Data supplied START

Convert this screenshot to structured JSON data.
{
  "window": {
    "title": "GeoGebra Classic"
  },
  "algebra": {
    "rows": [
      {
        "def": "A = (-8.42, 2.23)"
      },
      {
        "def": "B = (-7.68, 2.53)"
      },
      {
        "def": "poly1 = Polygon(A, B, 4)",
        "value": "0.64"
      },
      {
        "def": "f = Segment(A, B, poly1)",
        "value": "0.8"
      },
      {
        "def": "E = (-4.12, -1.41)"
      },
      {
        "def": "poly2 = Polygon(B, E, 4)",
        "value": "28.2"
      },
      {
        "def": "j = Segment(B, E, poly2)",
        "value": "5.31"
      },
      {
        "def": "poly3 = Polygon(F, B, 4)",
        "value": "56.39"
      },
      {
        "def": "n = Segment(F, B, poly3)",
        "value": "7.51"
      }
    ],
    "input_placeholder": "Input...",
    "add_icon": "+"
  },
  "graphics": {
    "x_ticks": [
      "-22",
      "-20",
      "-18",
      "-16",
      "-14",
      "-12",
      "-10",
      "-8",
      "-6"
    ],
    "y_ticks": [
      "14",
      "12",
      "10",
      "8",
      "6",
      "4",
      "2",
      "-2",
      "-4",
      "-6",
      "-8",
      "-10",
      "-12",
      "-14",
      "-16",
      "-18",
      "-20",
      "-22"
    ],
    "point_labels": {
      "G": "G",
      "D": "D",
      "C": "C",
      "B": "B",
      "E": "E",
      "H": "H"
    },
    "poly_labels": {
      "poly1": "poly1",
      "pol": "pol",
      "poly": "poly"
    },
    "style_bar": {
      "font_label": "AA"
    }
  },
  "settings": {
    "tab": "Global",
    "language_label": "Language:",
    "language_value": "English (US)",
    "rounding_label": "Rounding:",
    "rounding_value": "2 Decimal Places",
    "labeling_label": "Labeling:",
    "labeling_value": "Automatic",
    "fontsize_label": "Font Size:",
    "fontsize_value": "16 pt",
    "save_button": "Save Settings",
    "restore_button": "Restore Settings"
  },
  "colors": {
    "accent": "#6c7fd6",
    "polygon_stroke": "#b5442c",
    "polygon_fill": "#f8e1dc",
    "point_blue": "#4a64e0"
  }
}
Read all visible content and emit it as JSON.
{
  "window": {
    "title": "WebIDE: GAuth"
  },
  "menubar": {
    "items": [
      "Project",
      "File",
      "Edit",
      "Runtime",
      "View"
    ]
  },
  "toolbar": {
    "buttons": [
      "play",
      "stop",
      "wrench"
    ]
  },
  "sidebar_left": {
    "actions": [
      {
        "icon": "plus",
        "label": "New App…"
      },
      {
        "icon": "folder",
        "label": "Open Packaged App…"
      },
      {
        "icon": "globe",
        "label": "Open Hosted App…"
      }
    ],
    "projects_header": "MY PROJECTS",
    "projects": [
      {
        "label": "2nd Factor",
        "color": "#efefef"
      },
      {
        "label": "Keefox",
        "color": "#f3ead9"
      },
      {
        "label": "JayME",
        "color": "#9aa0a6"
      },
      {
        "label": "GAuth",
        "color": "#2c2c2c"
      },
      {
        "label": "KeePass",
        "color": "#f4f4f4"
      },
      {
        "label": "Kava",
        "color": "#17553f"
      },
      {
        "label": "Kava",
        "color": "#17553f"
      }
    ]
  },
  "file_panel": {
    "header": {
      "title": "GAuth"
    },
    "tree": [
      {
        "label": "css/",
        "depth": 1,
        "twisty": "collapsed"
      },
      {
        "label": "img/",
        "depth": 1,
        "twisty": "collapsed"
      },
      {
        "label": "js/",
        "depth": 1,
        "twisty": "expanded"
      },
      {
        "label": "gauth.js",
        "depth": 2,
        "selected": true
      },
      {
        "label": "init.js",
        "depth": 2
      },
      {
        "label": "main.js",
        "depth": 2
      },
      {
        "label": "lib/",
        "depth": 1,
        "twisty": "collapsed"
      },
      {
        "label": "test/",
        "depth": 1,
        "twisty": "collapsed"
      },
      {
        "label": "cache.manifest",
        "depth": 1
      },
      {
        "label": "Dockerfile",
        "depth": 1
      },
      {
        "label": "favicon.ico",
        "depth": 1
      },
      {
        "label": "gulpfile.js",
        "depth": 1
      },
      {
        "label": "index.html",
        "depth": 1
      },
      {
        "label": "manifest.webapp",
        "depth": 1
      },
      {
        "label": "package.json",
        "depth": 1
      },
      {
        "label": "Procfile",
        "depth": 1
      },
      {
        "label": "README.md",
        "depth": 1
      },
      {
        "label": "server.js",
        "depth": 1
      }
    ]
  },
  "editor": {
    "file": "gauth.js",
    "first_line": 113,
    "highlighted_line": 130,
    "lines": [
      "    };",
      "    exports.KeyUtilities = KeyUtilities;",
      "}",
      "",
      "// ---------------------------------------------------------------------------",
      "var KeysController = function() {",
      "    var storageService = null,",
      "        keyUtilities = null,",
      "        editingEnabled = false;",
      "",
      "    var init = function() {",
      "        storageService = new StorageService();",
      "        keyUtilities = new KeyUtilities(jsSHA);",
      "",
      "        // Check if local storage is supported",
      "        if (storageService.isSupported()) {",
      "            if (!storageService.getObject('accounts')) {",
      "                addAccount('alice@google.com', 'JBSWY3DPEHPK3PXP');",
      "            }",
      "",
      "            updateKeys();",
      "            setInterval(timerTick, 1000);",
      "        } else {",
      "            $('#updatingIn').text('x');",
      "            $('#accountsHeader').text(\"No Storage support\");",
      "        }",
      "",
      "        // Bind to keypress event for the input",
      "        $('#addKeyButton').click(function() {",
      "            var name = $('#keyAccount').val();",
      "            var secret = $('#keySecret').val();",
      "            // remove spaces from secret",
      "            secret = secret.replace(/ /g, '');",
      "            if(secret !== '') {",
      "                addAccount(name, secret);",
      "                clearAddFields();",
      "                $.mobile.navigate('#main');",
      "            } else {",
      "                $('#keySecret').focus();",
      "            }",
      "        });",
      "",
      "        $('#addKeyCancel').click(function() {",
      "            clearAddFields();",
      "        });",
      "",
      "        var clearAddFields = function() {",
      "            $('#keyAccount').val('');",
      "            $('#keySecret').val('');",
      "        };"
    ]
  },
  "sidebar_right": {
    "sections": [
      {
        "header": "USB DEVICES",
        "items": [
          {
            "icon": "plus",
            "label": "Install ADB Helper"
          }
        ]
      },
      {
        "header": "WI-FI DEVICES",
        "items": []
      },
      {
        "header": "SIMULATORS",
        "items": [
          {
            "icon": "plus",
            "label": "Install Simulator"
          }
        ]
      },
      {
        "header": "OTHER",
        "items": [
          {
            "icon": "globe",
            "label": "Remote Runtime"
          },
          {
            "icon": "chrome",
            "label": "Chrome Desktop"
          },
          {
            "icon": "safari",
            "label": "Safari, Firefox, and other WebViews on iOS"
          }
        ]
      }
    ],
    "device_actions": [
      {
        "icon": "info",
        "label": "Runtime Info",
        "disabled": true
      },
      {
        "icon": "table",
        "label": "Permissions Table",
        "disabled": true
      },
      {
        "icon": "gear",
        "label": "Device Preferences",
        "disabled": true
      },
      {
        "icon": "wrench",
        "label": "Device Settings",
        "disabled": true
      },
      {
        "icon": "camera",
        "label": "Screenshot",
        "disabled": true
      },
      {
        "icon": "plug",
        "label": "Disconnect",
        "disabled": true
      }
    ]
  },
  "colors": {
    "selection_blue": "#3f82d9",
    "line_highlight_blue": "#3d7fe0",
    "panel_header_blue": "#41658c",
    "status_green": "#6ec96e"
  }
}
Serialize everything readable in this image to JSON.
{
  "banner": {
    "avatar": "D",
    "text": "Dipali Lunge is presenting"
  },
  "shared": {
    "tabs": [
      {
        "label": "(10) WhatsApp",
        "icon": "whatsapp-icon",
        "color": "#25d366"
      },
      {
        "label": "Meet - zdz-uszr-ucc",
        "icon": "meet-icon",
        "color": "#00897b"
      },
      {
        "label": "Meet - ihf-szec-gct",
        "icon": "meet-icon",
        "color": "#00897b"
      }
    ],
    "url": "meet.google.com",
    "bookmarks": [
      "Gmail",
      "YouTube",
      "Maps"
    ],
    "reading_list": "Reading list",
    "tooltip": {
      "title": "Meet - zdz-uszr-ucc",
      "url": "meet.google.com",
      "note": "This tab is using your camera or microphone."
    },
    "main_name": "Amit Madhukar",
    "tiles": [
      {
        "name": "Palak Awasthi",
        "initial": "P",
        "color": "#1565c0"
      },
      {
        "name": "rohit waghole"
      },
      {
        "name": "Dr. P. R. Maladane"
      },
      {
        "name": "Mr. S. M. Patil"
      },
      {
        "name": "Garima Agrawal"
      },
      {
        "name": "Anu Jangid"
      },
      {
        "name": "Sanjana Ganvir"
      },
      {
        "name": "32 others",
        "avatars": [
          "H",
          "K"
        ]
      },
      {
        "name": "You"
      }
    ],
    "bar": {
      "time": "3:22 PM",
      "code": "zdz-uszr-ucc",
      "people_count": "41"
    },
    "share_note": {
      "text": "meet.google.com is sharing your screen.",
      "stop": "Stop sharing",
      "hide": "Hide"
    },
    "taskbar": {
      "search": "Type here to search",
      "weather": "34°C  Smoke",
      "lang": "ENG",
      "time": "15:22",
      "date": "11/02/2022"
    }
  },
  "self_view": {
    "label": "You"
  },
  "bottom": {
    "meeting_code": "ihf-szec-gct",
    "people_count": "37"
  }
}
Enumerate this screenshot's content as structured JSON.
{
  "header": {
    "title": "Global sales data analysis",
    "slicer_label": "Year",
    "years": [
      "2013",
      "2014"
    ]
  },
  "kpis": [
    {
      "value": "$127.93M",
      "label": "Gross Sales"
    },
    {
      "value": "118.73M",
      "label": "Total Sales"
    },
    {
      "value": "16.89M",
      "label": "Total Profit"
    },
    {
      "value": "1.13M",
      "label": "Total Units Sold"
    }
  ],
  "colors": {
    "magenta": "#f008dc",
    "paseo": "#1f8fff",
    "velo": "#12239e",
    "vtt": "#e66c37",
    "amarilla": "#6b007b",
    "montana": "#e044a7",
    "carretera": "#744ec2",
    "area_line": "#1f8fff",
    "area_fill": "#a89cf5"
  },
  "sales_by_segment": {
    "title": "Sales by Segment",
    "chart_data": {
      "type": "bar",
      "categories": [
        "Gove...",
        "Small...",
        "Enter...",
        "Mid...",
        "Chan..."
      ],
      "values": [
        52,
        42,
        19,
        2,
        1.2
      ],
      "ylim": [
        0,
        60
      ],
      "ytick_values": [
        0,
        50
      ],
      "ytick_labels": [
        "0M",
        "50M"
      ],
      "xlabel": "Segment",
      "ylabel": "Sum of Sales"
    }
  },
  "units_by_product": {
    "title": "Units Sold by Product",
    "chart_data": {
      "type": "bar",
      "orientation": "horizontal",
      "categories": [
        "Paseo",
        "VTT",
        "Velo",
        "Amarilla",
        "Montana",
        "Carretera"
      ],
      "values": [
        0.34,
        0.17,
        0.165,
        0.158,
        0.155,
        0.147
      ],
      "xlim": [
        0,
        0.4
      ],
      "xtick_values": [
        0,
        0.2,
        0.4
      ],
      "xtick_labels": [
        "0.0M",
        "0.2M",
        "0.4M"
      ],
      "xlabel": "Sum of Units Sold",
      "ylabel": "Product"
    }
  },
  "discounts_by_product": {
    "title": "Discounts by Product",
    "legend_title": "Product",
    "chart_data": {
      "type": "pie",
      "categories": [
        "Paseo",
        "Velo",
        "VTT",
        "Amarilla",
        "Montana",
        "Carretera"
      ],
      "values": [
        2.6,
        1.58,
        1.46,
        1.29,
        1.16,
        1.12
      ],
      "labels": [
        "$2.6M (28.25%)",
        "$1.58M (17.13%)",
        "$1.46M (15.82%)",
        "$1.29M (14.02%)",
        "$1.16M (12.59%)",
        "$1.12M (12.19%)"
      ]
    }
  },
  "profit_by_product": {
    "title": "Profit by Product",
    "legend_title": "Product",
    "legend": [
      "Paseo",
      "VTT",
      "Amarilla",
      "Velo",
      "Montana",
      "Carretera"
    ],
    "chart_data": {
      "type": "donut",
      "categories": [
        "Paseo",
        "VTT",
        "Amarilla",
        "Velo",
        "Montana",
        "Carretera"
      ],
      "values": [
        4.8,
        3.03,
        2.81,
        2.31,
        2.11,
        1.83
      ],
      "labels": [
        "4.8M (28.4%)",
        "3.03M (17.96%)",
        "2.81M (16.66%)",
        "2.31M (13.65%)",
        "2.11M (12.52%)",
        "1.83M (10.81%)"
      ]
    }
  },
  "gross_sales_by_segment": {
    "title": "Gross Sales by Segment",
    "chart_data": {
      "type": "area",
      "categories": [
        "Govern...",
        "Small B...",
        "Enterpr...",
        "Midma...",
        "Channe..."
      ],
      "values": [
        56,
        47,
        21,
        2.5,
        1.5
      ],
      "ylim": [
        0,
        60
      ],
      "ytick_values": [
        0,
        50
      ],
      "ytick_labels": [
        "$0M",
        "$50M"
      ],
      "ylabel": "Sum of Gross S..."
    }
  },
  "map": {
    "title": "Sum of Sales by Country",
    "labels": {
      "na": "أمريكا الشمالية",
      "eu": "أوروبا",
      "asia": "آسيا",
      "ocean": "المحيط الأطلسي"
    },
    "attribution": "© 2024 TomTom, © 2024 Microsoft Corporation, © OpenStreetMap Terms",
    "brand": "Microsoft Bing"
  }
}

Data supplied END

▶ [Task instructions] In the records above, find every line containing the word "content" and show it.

▶ [Written answer]
Read all visible content and emit it as JSON.
Enumerate this screenshot's content as structured JSON.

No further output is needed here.